(PROMPT) The response should be an exact copy of every record.

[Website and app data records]
►

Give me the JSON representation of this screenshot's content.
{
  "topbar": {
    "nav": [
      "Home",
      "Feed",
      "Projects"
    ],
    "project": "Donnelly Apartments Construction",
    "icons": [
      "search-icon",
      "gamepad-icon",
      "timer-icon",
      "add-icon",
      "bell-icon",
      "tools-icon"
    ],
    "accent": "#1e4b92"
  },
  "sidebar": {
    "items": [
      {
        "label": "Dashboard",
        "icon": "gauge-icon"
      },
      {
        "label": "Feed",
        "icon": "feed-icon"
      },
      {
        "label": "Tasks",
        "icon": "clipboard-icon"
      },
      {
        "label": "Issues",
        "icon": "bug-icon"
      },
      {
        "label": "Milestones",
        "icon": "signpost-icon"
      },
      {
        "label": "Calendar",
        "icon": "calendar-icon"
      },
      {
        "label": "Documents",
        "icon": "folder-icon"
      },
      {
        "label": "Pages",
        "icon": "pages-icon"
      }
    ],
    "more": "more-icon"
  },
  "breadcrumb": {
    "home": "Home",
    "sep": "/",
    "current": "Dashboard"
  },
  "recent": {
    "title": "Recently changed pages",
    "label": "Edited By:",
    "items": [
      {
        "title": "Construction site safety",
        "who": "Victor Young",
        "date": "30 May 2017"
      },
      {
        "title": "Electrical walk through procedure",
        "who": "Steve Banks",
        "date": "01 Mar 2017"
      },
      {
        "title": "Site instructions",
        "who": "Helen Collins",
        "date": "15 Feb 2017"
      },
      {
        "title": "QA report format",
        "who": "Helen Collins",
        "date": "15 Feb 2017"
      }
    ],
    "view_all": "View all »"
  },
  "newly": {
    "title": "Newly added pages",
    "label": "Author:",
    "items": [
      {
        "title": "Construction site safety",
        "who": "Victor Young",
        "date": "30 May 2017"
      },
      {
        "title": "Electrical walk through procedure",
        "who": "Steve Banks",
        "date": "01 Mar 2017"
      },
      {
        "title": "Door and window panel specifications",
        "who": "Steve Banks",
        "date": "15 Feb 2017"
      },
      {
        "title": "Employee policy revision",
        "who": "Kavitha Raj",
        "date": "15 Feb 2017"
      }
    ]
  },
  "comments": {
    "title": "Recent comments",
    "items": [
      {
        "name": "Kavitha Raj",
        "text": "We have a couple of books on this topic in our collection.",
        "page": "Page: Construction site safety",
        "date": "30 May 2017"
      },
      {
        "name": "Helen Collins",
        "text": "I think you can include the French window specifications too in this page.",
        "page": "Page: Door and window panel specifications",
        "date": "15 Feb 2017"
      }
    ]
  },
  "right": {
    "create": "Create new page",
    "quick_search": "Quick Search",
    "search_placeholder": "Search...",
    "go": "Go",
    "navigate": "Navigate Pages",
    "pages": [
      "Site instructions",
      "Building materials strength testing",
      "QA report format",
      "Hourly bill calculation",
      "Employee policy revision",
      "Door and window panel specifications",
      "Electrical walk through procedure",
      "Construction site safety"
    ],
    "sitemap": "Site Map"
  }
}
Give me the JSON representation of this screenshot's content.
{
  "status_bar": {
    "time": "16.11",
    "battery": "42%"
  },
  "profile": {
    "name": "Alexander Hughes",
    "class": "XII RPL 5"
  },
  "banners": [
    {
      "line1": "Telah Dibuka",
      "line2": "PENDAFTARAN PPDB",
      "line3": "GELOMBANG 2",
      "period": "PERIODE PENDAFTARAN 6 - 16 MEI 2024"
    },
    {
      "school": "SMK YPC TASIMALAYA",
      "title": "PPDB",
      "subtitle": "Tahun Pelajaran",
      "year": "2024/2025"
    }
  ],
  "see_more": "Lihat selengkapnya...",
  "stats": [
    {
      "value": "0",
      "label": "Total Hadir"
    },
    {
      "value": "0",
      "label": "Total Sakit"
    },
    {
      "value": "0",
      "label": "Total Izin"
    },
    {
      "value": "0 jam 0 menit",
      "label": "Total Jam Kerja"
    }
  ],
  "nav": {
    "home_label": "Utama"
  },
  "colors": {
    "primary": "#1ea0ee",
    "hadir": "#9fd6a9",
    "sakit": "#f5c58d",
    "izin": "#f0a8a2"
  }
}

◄

(WRITTEN RESPONSE)
Give me the JSON representation of this screenshot's content.
{
  "topbar": {
    "nav": [
      "Home",
      "Feed",
      "Projects"
    ],
    "project": "Donnelly Apartments Construction",
    "icons": [
      "search-icon",
      "gamepad-icon",
      "timer-icon",
      "add-icon",
      "bell-icon",
      "tools-icon"
    ],
    "accent": "#1e4b92"
  },
  "sidebar": {
    "items": [
      {
        "label": "Dashboard",
        "icon": "gauge-icon"
      },
      {
        "label": "Feed",
        "icon": "feed-icon"
      },
      {
        "label": "Tasks",
        "icon": "clipboard-icon"
      },
      {
        "label": "Issues",
        "icon": "bug-icon"
      },
      {
        "label": "Milestones",
        "icon": "signpost-icon"
      },
      {
        "label": "Calendar",
        "icon": "calendar-icon"
      },
      {
        "label": "Documents",
        "icon": "folder-icon"
      },
      {
        "label": "Pages",
        "icon": "pages-icon"
      }
    ],
    "more": "more-icon"
  },
  "breadcrumb": {
    "home": "Home",
    "sep": "/",
    "current": "Dashboard"
  },
  "recent": {
    "title": "Recently changed pages",
    "label": "Edited By:",
    "items": [
      {
        "title": "Construction site safety",
        "who": "Victor Young",
        "date": "30 May 2017"
      },
      {
        "title": "Electrical walk through procedure",
        "who": "Steve Banks",
        "date": "01 Mar 2017"
      },
      {
        "title": "Site instructions",
        "who": "Helen Collins",
        "date": "15 Feb 2017"
      },
      {
        "title": "QA report format",
        "who": "Helen Collins",
        "date": "15 Feb 2017"
      }
    ],
    "view_all": "View all »"
  },
  "newly": {
    "title": "Newly added pages",
    "label": "Author:",
    "items": [
      {
        "title": "Construction site safety",
        "who": "Victor Young",
        "date": "30 May 2017"
      },
      {
        "title": "Electrical walk through procedure",
        "who": "Steve Banks",
        "date": "01 Mar 2017"
      },
      {
        "title": "Door and window panel specifications",
        "who": "Steve Banks",
        "date": "15 Feb 2017"
      },
      {
        "title": "Employee policy revision",
        "who": "Kavitha Raj",
        "date": "15 Feb 2017"
      }
    ]
  },
  "comments": {
    "title": "Recent comments",
    "items": [
      {
        "name": "Kavitha Raj",
        "text": "We have a couple of books on this topic in our collection.",
        "page": "Page: Construction site safety",
        "date": "30 May 2017"
      },
      {
        "name": "Helen Collins",
        "text": "I think you can include the French window specifications too in this page.",
        "page": "Page: Door and window panel specifications",
        "date": "15 Feb 2017"
      }
    ]
  },
  "right": {
    "create": "Create new page",
    "quick_search": "Quick Search",
    "search_placeholder": "Search...",
    "go": "Go",
    "navigate": "Navigate Pages",
    "pages": [
      "Site instructions",
      "Building materials strength testing",
      "QA report format",
      "Hourly bill calculation",
      "Employee policy revision",
      "Door and window panel specifications",
      "Electrical walk through procedure",
      "Construction site safety"
    ],
    "sitemap": "Site Map"
  }
}
Give me the JSON representation of this screenshot's content.
{
  "status_bar": {
    "time": "16.11",
    "battery": "42%"
  },
  "profile": {
    "name": "Alexander Hughes",
    "class": "XII RPL 5"
  },
  "banners": [
    {
      "line1": "Telah Dibuka",
      "line2": "PENDAFTARAN PPDB",
      "line3": "GELOMBANG 2",
      "period": "PERIODE PENDAFTARAN 6 - 16 MEI 2024"
    },
    {
      "school": "SMK YPC TASIMALAYA",
      "title": "PPDB",
      "subtitle": "Tahun Pelajaran",
      "year": "2024/2025"
    }
  ],
  "see_more": "Lihat selengkapnya...",
  "stats": [
    {
      "value": "0",
      "label": "Total Hadir"
    },
    {
      "value": "0",
      "label": "Total Sakit"
    },
    {
      "value": "0",
      "label": "Total Izin"
    },
    {
      "value": "0 jam 0 menit",
      "label": "Total Jam Kerja"
    }
  ],
  "nav": {
    "home_label": "Utama"
  },
  "colors": {
    "primary": "#1ea0ee",
    "hadir": "#9fd6a9",
    "sakit": "#f5c58d",
    "izin": "#f0a8a2"
  }
}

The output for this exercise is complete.